▸ Provided material:
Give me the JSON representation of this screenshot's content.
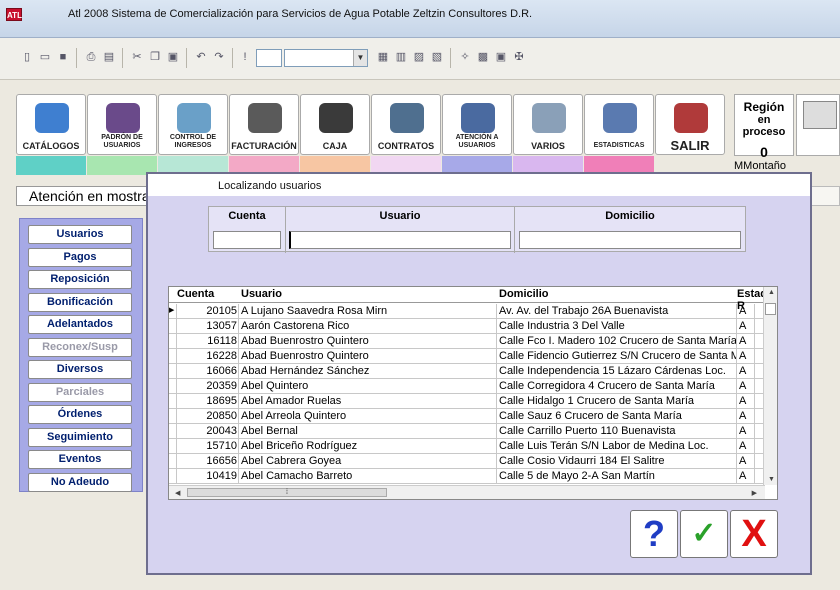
{
  "window": {
    "icon_text": "ATL",
    "title": "Atl 2008  Sistema de Comercialización para Servicios de Agua Potable    Zeltzin Consultores D.R."
  },
  "toolbar": {
    "icons": [
      "new-icon",
      "open-icon",
      "save-icon",
      "print-icon",
      "preview-icon",
      "cut-icon",
      "copy-icon",
      "paste-icon",
      "undo-icon",
      "redo-icon",
      "run-icon",
      "chart-icon",
      "view1-icon",
      "view2-icon",
      "view3-icon",
      "view4-icon",
      "tool1-icon",
      "tool2-icon",
      "tool3-icon",
      "tool4-icon"
    ]
  },
  "modules": [
    {
      "label": "CATÁLOGOS",
      "swatch": "#5fd0c6",
      "art": "#3f7fd0"
    },
    {
      "label": "PADRÓN DE USUARIOS",
      "swatch": "#a8e6b0",
      "art": "#6a4a8a"
    },
    {
      "label": "CONTROL DE INGRESOS",
      "swatch": "#b7e7d6",
      "art": "#6aa0c8"
    },
    {
      "label": "FACTURACIÓN",
      "swatch": "#f3a9c6",
      "art": "#5a5a5a"
    },
    {
      "label": "CAJA",
      "swatch": "#f7c6a3",
      "art": "#3a3a3a"
    },
    {
      "label": "CONTRATOS",
      "swatch": "#f1d7f2",
      "art": "#4f6f8f"
    },
    {
      "label": "ATENCIÓN A USUARIOS",
      "swatch": "#a7a9e8",
      "art": "#4a6aa0"
    },
    {
      "label": "VARIOS",
      "swatch": "#d9b7ef",
      "art": "#8aa0b8"
    },
    {
      "label": "ESTADISTICAS",
      "swatch": "#f07fb8",
      "art": "#5a7ab0"
    }
  ],
  "salir": {
    "label": "SALIR",
    "art": "#b03a3a"
  },
  "region": {
    "title": "Región",
    "subtitle": "en proceso",
    "value": "0"
  },
  "user": "MMontaño",
  "status": {
    "attention": "Atención en mostrador"
  },
  "sidebar": [
    {
      "label": "Usuarios",
      "enabled": true
    },
    {
      "label": "Pagos",
      "enabled": true
    },
    {
      "label": "Reposición",
      "enabled": true
    },
    {
      "label": "Bonificación",
      "enabled": true
    },
    {
      "label": "Adelantados",
      "enabled": true
    },
    {
      "label": "Reconex/Susp",
      "enabled": false
    },
    {
      "label": "Diversos",
      "enabled": true
    },
    {
      "label": "Parciales",
      "enabled": false
    },
    {
      "label": "Órdenes",
      "enabled": true
    },
    {
      "label": "Seguimiento",
      "enabled": true
    },
    {
      "label": "Eventos",
      "enabled": true
    },
    {
      "label": "No Adeudo",
      "enabled": true
    }
  ],
  "dialog": {
    "caption": "Localizando usuarios",
    "search": {
      "cuenta_label": "Cuenta",
      "usuario_label": "Usuario",
      "domicilio_label": "Domicilio",
      "cuenta_value": "",
      "usuario_value": "",
      "domicilio_value": ""
    },
    "grid": {
      "headers": {
        "cuenta": "Cuenta",
        "usuario": "Usuario",
        "domicilio": "Domicilio",
        "estado": "Estado R"
      },
      "rows": [
        {
          "cuenta": "20105",
          "usuario": "A Lujano Saavedra Rosa Mirn",
          "domicilio": "Av.  Av. del Trabajo  26A Buenavista",
          "estado": "A"
        },
        {
          "cuenta": "13057",
          "usuario": "Aarón Castorena Rico",
          "domicilio": "Calle Industria   3 Del Valle",
          "estado": "A"
        },
        {
          "cuenta": "16118",
          "usuario": "Abad Buenrostro Quintero",
          "domicilio": "Calle Fco I. Madero  102 Crucero de Santa María",
          "estado": "A"
        },
        {
          "cuenta": "16228",
          "usuario": "Abad Buenrostro Quintero",
          "domicilio": "Calle Fidencio Gutierrez  S/N Crucero de Santa Mar",
          "estado": "A"
        },
        {
          "cuenta": "16066",
          "usuario": "Abad Hernández Sánchez",
          "domicilio": "Calle Independencia  15 Lázaro Cárdenas Loc.",
          "estado": "A"
        },
        {
          "cuenta": "20359",
          "usuario": "Abel  Quintero",
          "domicilio": "Calle Corregidora   4 Crucero de Santa María",
          "estado": "A"
        },
        {
          "cuenta": "18695",
          "usuario": "Abel Amador Ruelas",
          "domicilio": "Calle Hidalgo   1 Crucero de Santa María",
          "estado": "A"
        },
        {
          "cuenta": "20850",
          "usuario": "Abel Arreola Quintero",
          "domicilio": "Calle Sauz   6 Crucero de Santa María",
          "estado": "A"
        },
        {
          "cuenta": "20043",
          "usuario": "Abel Bernal",
          "domicilio": "Calle Carrillo Puerto  110 Buenavista",
          "estado": "A"
        },
        {
          "cuenta": "15710",
          "usuario": "Abel Briceño Rodríguez",
          "domicilio": "Calle Luis Terán  S/N Labor de Medina Loc.",
          "estado": "A"
        },
        {
          "cuenta": "16656",
          "usuario": "Abel Cabrera Goyea",
          "domicilio": "Calle Cosio Vidaurri  184 El Salitre",
          "estado": "A"
        },
        {
          "cuenta": "10419",
          "usuario": "Abel Camacho Barreto",
          "domicilio": "Calle 5 de Mayo  2-A San Martín",
          "estado": "A"
        }
      ]
    },
    "buttons": {
      "help": "?",
      "ok": "✓",
      "cancel": "X"
    }
  }
}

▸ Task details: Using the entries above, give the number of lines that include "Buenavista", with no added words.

▸ Answer: 2